There are, however, fundamental differences: most obviously in the understanding of the unity of God; in the understanding of the person and work of Jesus; in the diagnosis of the human plight, and, of course, Islam offers no saviour. These differences are rooted in a different understanding of revelation.

That is the issue addressed in Professor Gordon Nickel’s book. Both Christians and Muslims claim their respective holy books to be the Word of God. Muslims believe the text of the Qu’ran was inerrantly received and transmitted. The angel Gabriel dictated the words of the Qu’ran to Muhammed and what was recorded has been perfectly preserved to the present.

However, Muslims deny the reliability of the Bible, firstly because they say human authorship is not compatible with divine inspiration, and secondly because the text has been corrupted in transmission. Worse still, Muslim polemic regularly claims that the text of the Torah, the Psalms, the Prophets and the Gospel has been deliberately changed, not least to obscure the identity of God’s final messenger, Muhammed.
This is where Dr. Gordon Nickel comes to our aid with his scholarly The Gentle Answer to the Muslim Accusation of Biblical Falsification. Dr Nickel’s book sets out to answer in particular, the fierce accusations found in an influential Arabic work, first published in 1864, namely the Izhar al Haqq (which translates as “Demonstration of Truth”) by Rahmat Allah Kairanwi.

The book, which draws heavily on 19th century liberal biblical scholarship, has continued to provide ammunition for Muslim polemicists, not least in the subcontinent, through its Urdu translation.

In answering the charge that Jews and Christians have falsified the Bible, Dr Nickel makes many helpful points. Firstly, he establishes that the Qu’ran itself makes no such claim. Rather it speaks of the earlier Scriptures with great respect. Secondly, this respect for both the Hebrew Scriptures and the Gospels is echoed by the earliest Muslim commentators. Their criticism is of the Jews of Medina who failed to recognize the Messenger of Islam, despite the promise of his coming.

With regard to the charge of a corrupt transmission of the Biblical text, Dr. Nickel cites the remarkable discovery of the Dead Sea Scrolls (1947) which shows that the Hebrew Scriptures have been transmitted faithfully since the second century BC.  Likewise with regard to the New Testament documents, the abundance of manuscript evidence exceeds anything that Muslims can show for the Qu’ran or for the subsequent biographies of Muhammed.
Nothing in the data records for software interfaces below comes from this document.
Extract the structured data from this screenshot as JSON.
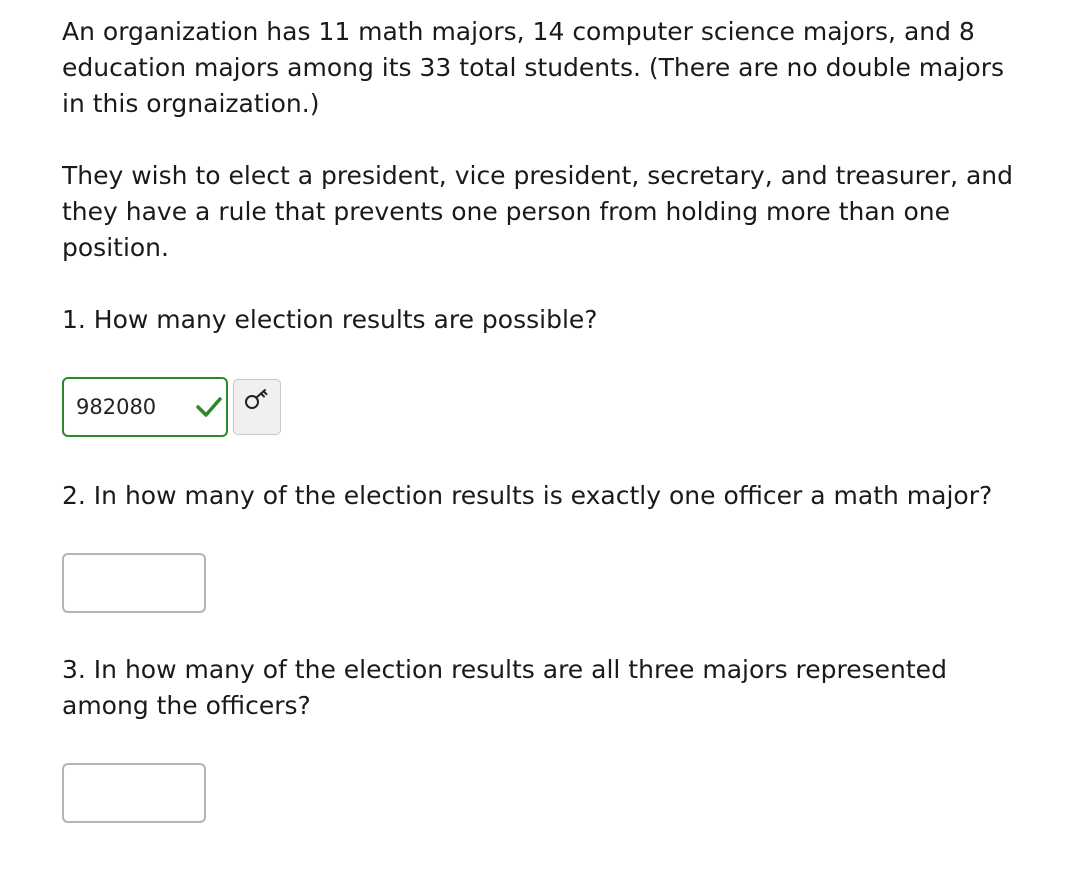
{
  "problem": {
    "intro": "An organization has 11 math majors, 14 computer science majors, and 8 education majors among its 33 total students. (There are no double majors in this orgnaization.)",
    "rule": "They wish to elect a president, vice president, secretary, and treasurer, and they have a rule that prevents one person from holding more than one position."
  },
  "questions": [
    {
      "text": "1. How many election results are possible?",
      "answer_value": "982080",
      "status": "correct",
      "status_icon": "check-icon",
      "status_color": "#2a8a2a",
      "extra_button_icon": "key-icon"
    },
    {
      "text": "2. In how many of the election results is exactly one officer a math major?",
      "answer_value": ""
    },
    {
      "text": "3. In how many of the election results are all three majors represented among the officers?",
      "answer_value": ""
    }
  ]
}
Moreover, Dr Nickel is able to cite many earlier exegetes of the Qu’ran who spoke frankly of the incompleteness of the Qu’ran and of the lack of unanimity concerning its interpretation.  With regard to the reliability of the Qu’ranic text in current use, the scrutiny applied to the Bible’s transmission is avoided.

In the final section of The Gentle Answer, Section 4 (Chs. 19-24), the author deals with the central truths found in the trustworthy Bible, truths which Muslims deny — about Jesus as the fulfilment of Old Testament prophecy: the suffering Servant King foreshadowed by the Prophet Isaiah, the Lamb of God who takes away the sin of the world,  the Messianic Son of God, and the promised Holy Spirit. These are the teachings which provide the raw data for the doctrine of the Trinity — one God in three persons.

Much debate between Muslims and Christians has been characterised by fierce hostility, not least from the Muslim side. The Gentle Answer invites Muslims into a mutually respectful conversation based on the contents of Qu’ran and the Bible. I commend to you this scholarly but accessible book as a very useful resource for sharing Christ with Muslims and for answering the objections which are commonly raised. Professor Nickel fulfils his stated aim expressed in 1 Peter 3:15-16:

“In your hearts reverence the Messiah as Lord. Always be prepared to give an answer to everyone who asks you to give the reason for the hope that you have. But do this with gentleness and respect, keeping a clear conscience, so that those who speak maliciously against your good behaviour in the Messiah may be put to shame.”

Bishop A.H. (Tony) Nichols, WA